DENVER — The popular magazine known for ranking all-things Colorado is out with its ranking of schools in the Denver Area, and for Douglas County Schools, it was another report card full of A’s.
Rock Canyon, Mountain Vista and Highlands High Schools all made 5280’s list of top high schools, the latest in a line of surveys to show Douglas County Schools at or near the top in the state and nation.
But for teachers and students at these three top ranked schools, there was a catch –5280 didn’t list the Douglas County schools in the printed publication sent to thousands of homes, stores and businesses. Instead, the magazine quietly updated its online version to include the three schools, adding this apologetic footnote:

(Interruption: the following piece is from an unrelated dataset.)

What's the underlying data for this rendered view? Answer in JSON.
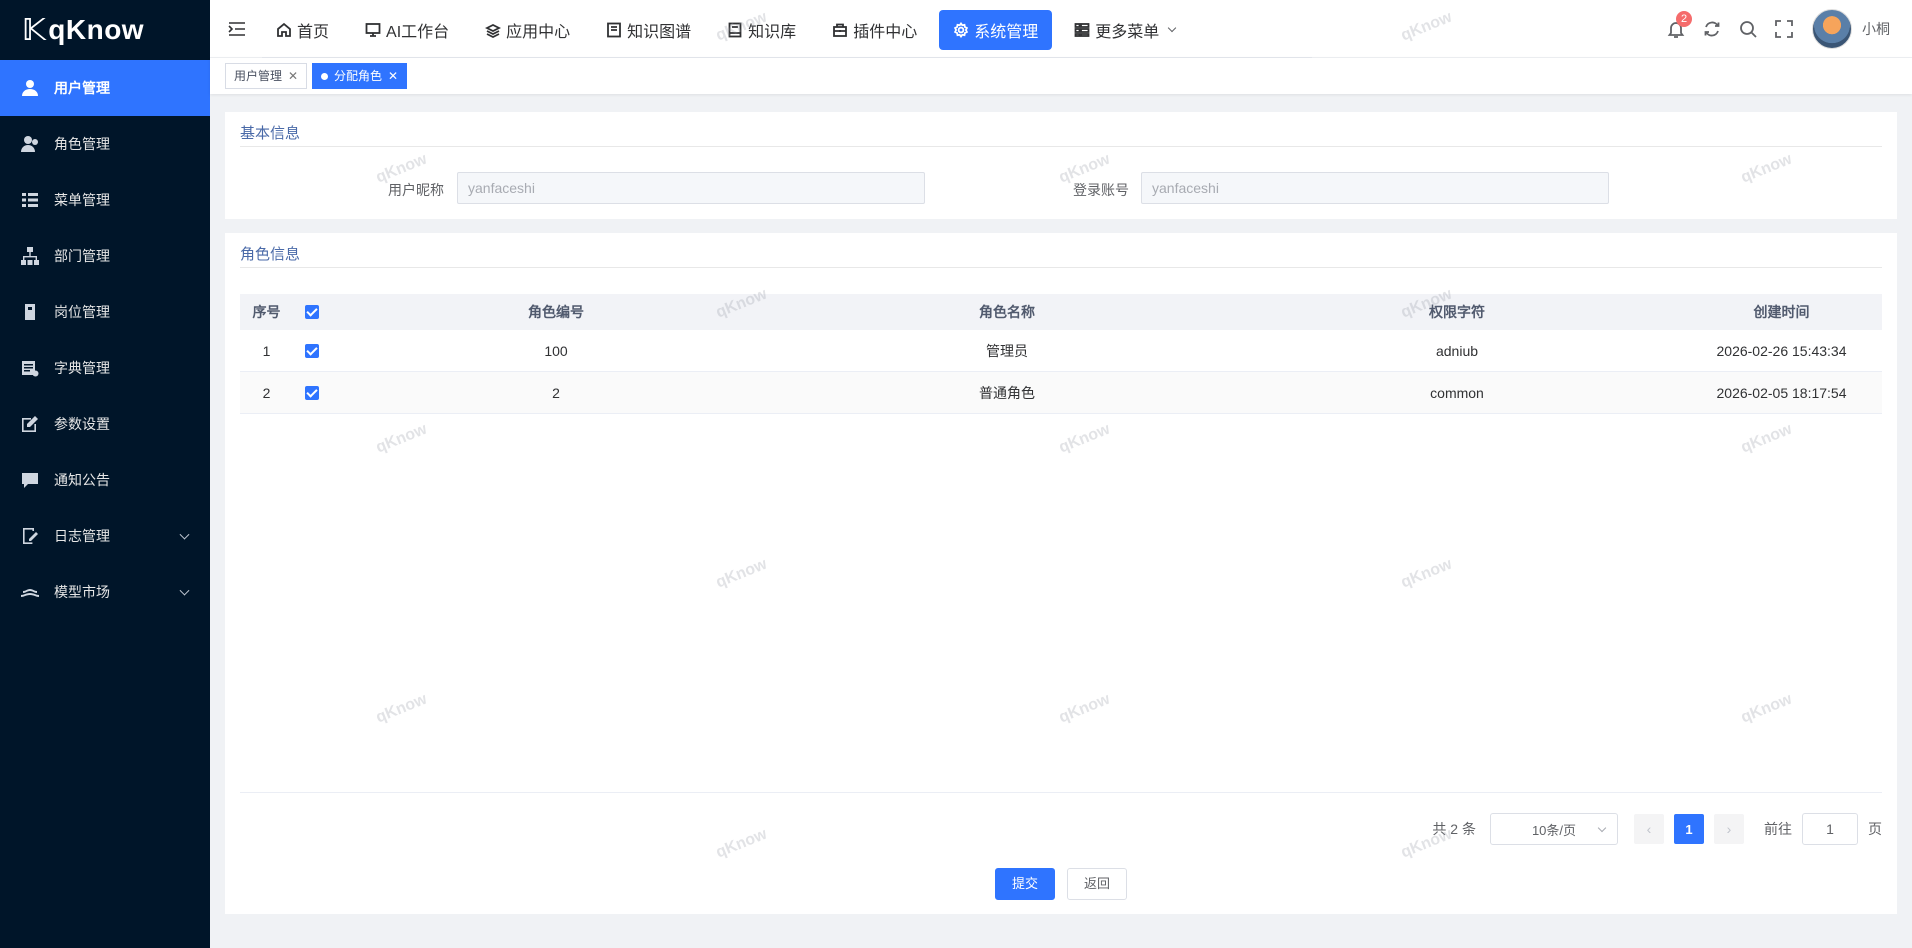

“Due to an oversight, the Douglas County School District was not included in our rankings in the print edition this year. Three DCSD schools more than met the criteria for inclusion on our list of Denver metro’s top public high schools and join the list here. We regret the omission.”
“It is one of those eye-roll moments,” said John Carson, a school board member whose daughter attends a Douglas County High School. “But we will be gracious and give 5280 the benefit of the doubt.”
For DougCo backers, the “omission” was more than a little suspicious. Unions and other left-of-center critics of the district have endeavored mightily to argue the district is moving in the wrong direction, even though test scores have increased across subject areas since the new board and superintendent have been in place.
When the publication hit newsstands with no mention of Douglas County, critics of the board took to anti-DougCo social media sites to slam the district.
“This is more proof that things are not going in the right direction for the students.” one well-known anti-reform activist crowed on the site “Involved Douglas County Teachers.”
While 5280 issued a clarification, most of the anti-DougCo operatives who seized on the original 5280 story have not.
This isn’t the first time 5280 has made an uncomfortable news appearance in the last month. Conservatives hammered the magazine when a top writer and editor who had been extensively covering Governor John Hickenlooper for years left the publication to take a senior political post with Hickenlooper.
“We’ve always used the standard six-county metro as the focus for our rankings. For the last few years, however, we’ve described that area in the article as schools ‘in a one-county radius around Denver, plus Boulder,’” 5280 Editor-in-Chief Daniel Brogan told TCO in an email. “This year, we transitioned the schools package from the editor who had done it for several years to two other editors. The editor who compiled the statistics looked at last year’s definition and applied it a little too literally (Douglas County does not, in fact, touch Denver County).”
“It was an honest mistake, but we should have caught it,” Brogan added. “As soon as we realized what had happened, we posted an apology on our website, along with listings for the three Douglas County schools that made the grade.”
Brogan said the correction will be also printed in the magazine’s October issue.
“Bottom line: We’re embarrassed by the omission and there was no hidden agenda behind it,” said Brogan.
Brogan also dismissed suggestions that Potter had anything to do with the development of the school rankings.
“[Max Potter] wasn’t involved in the schools package,” said Brogan.